Search through the entries for the word "course" and copy every line that has it.

* * *

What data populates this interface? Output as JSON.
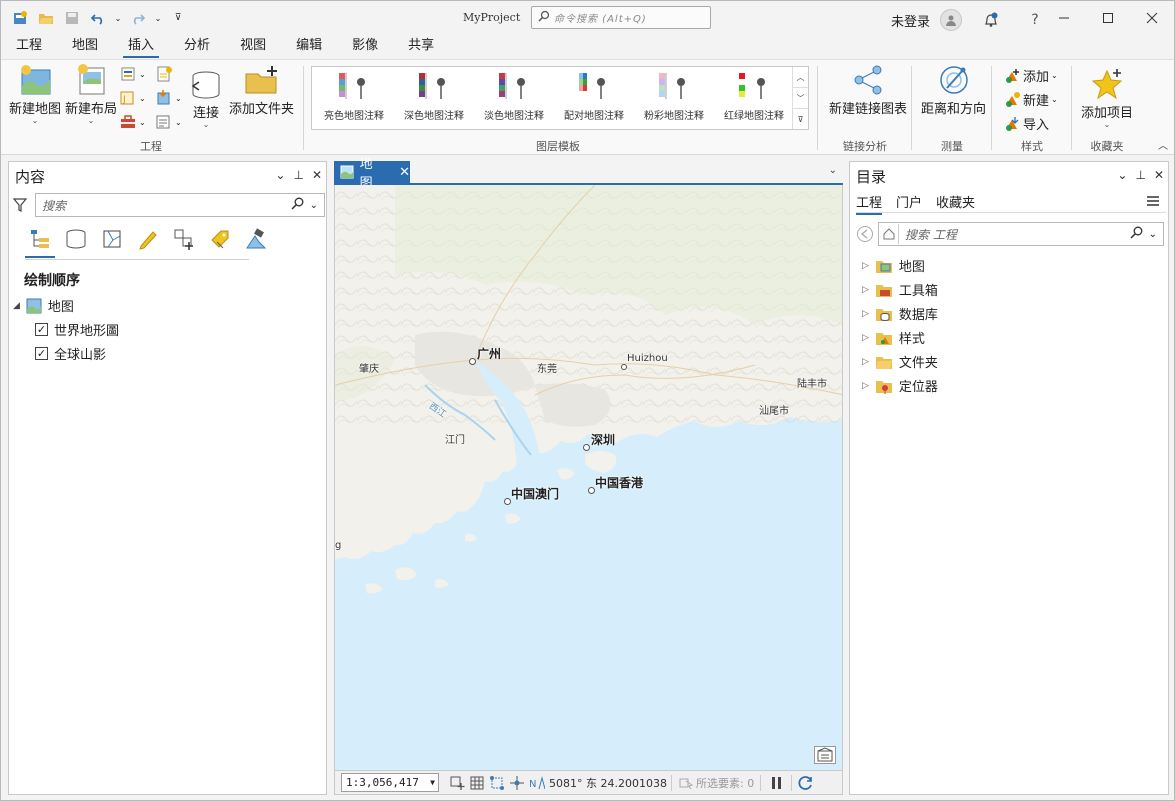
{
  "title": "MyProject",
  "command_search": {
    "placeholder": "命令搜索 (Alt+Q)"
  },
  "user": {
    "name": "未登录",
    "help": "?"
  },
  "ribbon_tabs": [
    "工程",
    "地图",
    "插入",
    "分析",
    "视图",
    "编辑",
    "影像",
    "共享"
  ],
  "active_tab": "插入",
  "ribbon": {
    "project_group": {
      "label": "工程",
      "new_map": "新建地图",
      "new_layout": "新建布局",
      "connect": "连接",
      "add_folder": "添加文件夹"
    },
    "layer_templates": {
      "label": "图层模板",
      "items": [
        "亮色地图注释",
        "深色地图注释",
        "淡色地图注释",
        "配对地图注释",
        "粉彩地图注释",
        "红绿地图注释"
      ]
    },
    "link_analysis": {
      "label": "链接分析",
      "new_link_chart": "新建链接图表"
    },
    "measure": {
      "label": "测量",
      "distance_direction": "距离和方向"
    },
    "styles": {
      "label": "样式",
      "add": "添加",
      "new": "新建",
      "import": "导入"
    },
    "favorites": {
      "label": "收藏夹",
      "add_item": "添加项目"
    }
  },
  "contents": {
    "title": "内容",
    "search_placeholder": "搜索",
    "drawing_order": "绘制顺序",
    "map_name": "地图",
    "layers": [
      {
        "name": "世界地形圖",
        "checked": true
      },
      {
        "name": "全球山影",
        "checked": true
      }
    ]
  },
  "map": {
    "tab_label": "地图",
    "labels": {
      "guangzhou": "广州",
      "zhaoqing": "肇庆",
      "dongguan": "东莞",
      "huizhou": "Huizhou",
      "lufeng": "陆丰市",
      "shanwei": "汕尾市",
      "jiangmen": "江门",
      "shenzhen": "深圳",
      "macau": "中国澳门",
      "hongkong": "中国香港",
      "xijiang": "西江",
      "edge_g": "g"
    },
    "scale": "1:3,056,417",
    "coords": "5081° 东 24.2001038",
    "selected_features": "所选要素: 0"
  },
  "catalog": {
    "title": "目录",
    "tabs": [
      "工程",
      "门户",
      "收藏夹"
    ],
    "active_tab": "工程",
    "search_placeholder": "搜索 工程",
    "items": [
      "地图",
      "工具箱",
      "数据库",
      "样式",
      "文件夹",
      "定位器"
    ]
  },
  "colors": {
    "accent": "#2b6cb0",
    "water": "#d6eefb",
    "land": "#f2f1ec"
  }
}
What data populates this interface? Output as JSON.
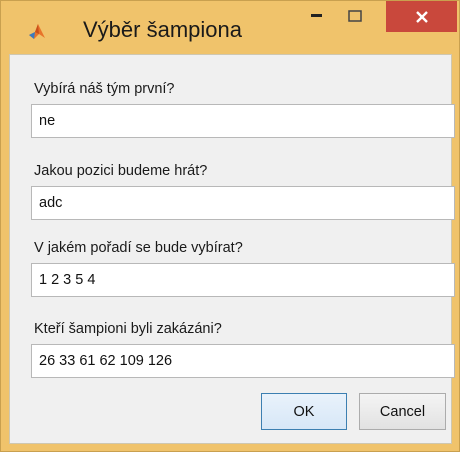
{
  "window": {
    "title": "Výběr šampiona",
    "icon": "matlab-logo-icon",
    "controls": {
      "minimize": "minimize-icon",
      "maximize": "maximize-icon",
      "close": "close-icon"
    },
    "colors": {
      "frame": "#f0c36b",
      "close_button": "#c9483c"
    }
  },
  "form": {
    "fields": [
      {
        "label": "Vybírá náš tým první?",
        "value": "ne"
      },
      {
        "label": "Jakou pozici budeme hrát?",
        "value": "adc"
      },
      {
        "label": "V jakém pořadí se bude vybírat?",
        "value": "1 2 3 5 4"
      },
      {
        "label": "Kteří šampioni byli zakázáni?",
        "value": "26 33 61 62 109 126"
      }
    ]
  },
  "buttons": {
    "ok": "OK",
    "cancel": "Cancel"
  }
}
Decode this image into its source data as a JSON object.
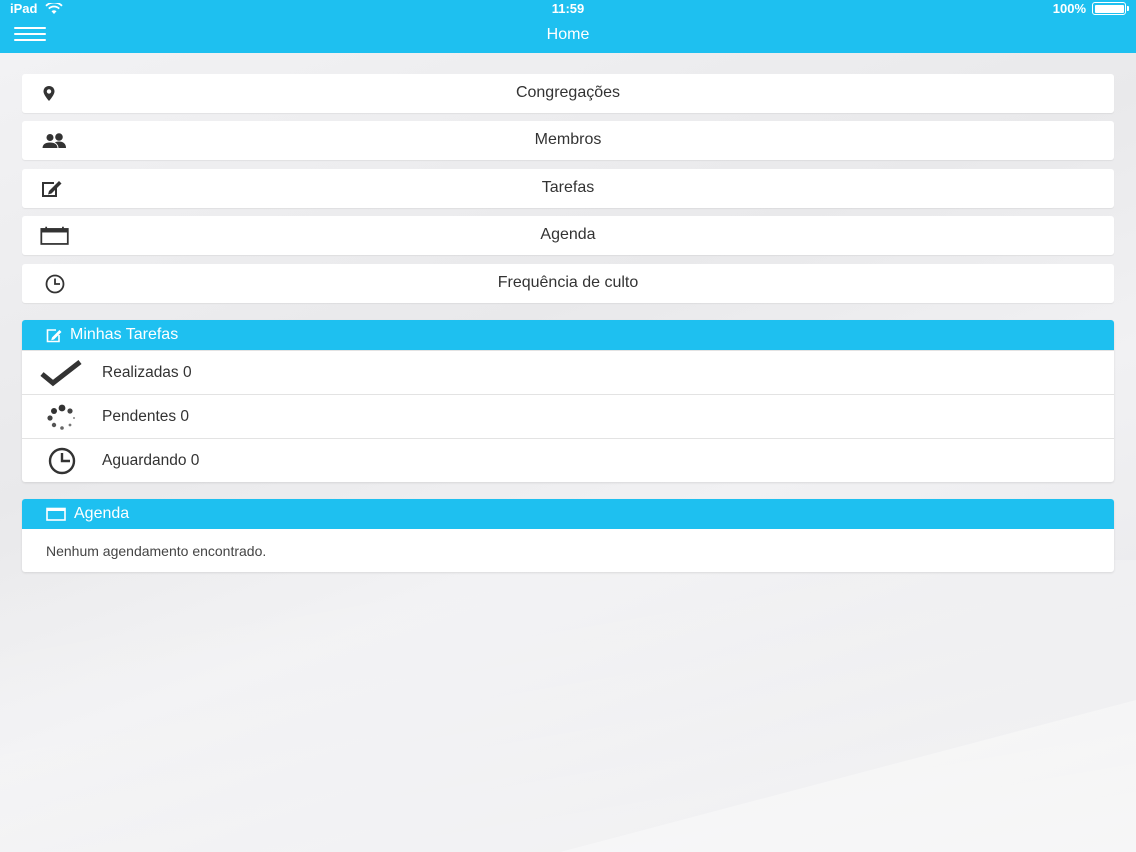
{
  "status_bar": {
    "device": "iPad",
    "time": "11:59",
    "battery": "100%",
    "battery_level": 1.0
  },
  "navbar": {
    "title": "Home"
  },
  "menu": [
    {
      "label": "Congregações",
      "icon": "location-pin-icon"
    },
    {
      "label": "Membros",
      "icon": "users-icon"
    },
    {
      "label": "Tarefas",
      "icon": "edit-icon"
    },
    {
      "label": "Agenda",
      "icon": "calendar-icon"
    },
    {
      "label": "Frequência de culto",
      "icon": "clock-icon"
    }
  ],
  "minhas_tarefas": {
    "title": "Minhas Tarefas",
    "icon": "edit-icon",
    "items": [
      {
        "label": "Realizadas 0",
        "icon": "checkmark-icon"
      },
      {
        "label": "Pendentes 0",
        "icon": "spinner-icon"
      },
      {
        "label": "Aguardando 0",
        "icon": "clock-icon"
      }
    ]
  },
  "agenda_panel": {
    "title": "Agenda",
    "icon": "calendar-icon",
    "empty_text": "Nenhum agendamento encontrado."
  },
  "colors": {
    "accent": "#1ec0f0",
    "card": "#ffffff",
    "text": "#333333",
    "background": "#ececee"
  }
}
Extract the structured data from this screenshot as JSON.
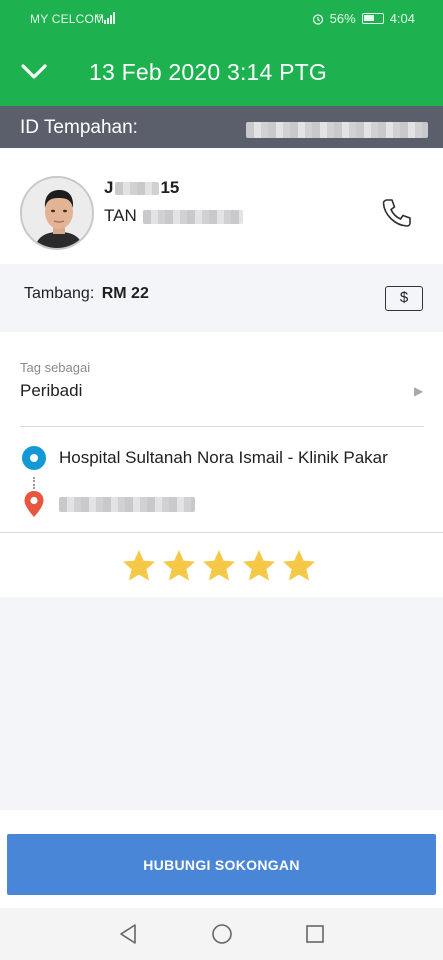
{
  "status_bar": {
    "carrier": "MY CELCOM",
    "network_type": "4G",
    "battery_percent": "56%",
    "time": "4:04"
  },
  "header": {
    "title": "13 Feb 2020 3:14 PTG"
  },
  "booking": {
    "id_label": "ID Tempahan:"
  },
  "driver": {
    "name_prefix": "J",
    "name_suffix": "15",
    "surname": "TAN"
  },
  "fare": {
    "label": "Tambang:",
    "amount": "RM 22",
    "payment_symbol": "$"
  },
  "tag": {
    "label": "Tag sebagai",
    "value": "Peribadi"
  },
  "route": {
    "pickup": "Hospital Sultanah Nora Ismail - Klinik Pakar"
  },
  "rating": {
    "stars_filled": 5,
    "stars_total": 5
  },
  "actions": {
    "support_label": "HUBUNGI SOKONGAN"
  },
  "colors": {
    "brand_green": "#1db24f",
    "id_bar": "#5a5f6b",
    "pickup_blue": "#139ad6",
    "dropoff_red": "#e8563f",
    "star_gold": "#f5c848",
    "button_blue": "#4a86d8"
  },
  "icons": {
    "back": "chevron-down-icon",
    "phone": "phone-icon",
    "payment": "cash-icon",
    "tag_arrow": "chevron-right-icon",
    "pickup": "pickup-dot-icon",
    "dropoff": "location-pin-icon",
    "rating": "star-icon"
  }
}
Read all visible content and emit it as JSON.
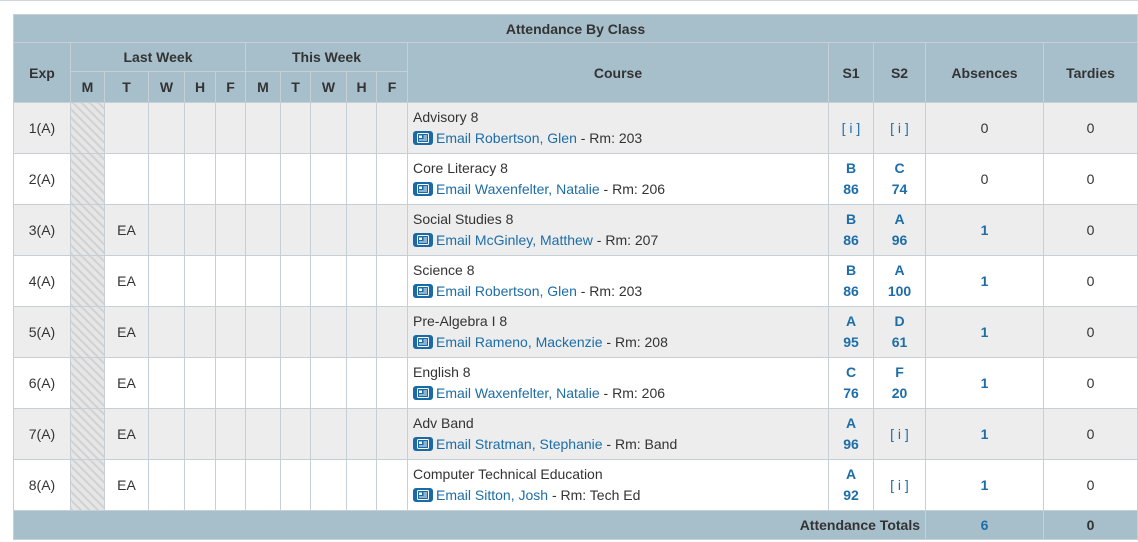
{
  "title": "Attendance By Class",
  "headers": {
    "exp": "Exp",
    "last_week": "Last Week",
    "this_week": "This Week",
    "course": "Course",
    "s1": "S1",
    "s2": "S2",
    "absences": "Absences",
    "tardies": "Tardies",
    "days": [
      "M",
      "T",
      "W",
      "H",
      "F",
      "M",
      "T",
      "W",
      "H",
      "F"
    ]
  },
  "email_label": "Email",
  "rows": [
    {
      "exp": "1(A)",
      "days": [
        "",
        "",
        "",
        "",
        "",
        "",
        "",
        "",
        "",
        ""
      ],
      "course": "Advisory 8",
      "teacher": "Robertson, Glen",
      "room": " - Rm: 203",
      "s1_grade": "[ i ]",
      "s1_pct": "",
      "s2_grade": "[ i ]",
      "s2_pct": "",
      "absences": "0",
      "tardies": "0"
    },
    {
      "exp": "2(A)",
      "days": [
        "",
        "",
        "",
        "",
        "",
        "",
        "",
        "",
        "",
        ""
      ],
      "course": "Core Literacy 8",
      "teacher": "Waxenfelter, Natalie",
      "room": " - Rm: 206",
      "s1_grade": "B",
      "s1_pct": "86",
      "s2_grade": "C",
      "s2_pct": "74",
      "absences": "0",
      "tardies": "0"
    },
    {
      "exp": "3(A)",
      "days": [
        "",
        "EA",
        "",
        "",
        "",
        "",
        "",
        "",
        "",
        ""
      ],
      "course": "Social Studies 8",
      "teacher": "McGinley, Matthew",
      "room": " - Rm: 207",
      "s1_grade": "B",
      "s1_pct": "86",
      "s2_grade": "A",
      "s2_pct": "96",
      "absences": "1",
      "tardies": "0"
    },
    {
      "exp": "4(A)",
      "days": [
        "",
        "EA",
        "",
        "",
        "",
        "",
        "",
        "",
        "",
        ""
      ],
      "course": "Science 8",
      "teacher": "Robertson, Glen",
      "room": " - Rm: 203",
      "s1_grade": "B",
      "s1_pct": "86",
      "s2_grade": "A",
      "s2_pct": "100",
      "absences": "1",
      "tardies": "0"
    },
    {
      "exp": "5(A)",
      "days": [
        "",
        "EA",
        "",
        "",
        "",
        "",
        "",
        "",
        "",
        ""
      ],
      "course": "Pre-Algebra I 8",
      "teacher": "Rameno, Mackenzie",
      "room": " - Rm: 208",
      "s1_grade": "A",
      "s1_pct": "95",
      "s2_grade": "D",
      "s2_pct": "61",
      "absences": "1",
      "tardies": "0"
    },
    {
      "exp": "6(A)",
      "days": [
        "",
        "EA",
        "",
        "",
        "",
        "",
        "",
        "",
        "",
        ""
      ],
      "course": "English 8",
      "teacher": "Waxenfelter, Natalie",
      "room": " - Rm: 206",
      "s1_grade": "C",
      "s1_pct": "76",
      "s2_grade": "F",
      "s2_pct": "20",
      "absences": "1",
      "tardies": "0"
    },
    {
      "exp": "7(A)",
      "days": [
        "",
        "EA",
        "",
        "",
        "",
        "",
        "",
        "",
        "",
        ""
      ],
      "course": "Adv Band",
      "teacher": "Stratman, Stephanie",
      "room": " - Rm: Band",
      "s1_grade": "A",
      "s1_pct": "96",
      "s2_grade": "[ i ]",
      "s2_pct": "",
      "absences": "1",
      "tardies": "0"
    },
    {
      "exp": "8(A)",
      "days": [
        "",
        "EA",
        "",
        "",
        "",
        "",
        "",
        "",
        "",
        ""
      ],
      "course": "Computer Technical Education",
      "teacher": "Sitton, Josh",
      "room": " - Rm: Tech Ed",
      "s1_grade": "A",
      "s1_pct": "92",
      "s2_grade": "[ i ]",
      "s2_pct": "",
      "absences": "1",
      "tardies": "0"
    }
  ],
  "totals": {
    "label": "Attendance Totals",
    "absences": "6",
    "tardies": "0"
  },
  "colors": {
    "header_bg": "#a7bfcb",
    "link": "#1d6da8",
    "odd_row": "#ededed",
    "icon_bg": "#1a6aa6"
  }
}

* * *

Output below:
    "course": "Course",
      "course": "Advisory 8",
      "course": "Core Literacy 8",
      "course": "Social Studies 8",
      "course": "Science 8",
      "course": "Pre-Algebra I 8",
      "course": "English 8",
      "course": "Adv Band",
      "course": "Computer Technical Education",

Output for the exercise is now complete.